YOUR INSTRUCTIONS:
Copy out each line of the listing below where the string "title" appears.

INFORMATION:

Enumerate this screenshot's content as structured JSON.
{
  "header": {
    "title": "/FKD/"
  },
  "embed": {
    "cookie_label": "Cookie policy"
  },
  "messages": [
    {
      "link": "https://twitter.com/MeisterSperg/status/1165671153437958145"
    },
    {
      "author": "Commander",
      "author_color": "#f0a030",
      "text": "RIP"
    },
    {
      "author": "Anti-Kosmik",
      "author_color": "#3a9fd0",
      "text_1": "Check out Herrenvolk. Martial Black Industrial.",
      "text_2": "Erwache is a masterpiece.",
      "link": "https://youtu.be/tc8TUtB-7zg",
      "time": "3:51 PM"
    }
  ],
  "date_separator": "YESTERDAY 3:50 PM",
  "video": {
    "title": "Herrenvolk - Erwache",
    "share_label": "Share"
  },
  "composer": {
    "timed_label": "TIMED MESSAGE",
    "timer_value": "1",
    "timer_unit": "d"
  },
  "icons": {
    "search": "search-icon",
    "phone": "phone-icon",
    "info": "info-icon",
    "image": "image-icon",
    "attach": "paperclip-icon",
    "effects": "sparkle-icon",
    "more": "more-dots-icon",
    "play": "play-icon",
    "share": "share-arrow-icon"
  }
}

TASK RESULT:
    "title": "/FKD/"
    "title": "Herrenvolk - Erwache",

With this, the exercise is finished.